I'm an extremely visual thinker, my ideas for scenes are usually detailed enough in my head that I can essentially play them as a mental film. When it comes to translating it into physical media, I start off with a rough storyboard of what I see and at the same time I decide the panel layout as I'm sketching. During this time, I fiddle with the characters' poses, angles, and blocking.

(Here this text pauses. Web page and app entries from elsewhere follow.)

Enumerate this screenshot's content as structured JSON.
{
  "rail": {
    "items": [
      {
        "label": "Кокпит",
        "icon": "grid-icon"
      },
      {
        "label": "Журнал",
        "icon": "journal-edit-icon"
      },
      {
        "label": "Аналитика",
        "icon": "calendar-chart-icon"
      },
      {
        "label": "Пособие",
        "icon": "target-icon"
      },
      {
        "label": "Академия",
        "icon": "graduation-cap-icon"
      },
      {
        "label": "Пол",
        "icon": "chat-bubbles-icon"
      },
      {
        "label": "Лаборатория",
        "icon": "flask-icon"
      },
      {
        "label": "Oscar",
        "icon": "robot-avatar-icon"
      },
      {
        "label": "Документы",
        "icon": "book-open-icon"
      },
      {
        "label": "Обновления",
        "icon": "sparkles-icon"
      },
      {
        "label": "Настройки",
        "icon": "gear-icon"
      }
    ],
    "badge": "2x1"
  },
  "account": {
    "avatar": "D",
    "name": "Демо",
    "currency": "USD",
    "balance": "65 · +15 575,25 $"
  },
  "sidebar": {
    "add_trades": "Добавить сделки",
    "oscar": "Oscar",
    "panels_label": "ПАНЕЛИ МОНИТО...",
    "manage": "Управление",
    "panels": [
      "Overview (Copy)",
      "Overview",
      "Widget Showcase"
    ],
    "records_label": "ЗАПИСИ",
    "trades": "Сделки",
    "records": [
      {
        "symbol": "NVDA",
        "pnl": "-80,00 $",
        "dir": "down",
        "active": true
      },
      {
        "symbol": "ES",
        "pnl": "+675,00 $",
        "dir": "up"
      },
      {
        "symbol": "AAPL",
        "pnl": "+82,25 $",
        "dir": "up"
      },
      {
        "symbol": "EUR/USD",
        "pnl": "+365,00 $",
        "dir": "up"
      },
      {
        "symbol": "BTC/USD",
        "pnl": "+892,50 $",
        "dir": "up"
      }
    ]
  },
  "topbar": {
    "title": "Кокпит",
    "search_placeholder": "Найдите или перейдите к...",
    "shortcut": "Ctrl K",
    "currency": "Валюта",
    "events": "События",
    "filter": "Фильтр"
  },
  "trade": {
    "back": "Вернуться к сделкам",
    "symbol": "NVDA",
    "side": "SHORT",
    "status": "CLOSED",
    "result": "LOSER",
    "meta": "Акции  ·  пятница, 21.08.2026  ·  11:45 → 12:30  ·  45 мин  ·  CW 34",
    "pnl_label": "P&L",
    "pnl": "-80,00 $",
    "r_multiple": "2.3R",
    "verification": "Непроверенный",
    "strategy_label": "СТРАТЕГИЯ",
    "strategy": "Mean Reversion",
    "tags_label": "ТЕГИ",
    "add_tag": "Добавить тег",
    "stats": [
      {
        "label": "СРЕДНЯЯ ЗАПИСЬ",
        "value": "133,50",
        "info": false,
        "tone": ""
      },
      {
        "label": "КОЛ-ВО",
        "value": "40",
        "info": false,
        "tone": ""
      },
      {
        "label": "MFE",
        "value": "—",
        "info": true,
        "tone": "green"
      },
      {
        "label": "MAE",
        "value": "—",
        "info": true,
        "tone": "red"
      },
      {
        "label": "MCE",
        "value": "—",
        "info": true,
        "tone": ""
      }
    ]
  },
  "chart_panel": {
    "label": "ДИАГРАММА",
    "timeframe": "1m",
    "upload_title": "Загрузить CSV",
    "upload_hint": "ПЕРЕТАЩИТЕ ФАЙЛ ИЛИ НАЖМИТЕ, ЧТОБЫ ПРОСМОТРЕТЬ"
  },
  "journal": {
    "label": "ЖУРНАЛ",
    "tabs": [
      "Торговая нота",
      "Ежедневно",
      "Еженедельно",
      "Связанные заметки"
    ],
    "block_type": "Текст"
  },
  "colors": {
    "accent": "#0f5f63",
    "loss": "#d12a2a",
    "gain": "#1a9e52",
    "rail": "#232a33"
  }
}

My biggest weakness with this strategy is that my "mental film" doesn't include speech bubbles, I hear everything my characters are saying, so when it comes to deciding where the text goes I have to start adjusting the scenes even more (I often get a really satisfying aesthetic for a panel, then realize I left no room for dialogue).
Anyway, once all the storyboarding is out of the way, I fill in details and that's where most of the honing of my character designs comes in (if I haven't already used the characters before). I usually already have a rough idea of what the characters look like, but when I see it drawn out I might reconsider certain things, so I'll redraw or redesign some details during this process. Sometimes this will happen even if it's a character I've made reference materials for - I'll realize some aspects of their design might look cool if they're just standing around, but making their poses more dynamic could trip me up.
Dialogue is usually the last thing I settle on - the more I reread or rethink what the characters are saying, the more I feel like it should be altered a bit. So with my storyboards, I'll have a pretty solid idea of what they're saying, sometimes I'll even write it out in the draft, but by the end there will be a number of changes.
Every now and then, the final step is to look at my completed work, decide it didn't turn out as I had hoped, and redo it from scratch (luckily, this has only happened with my simpler pages).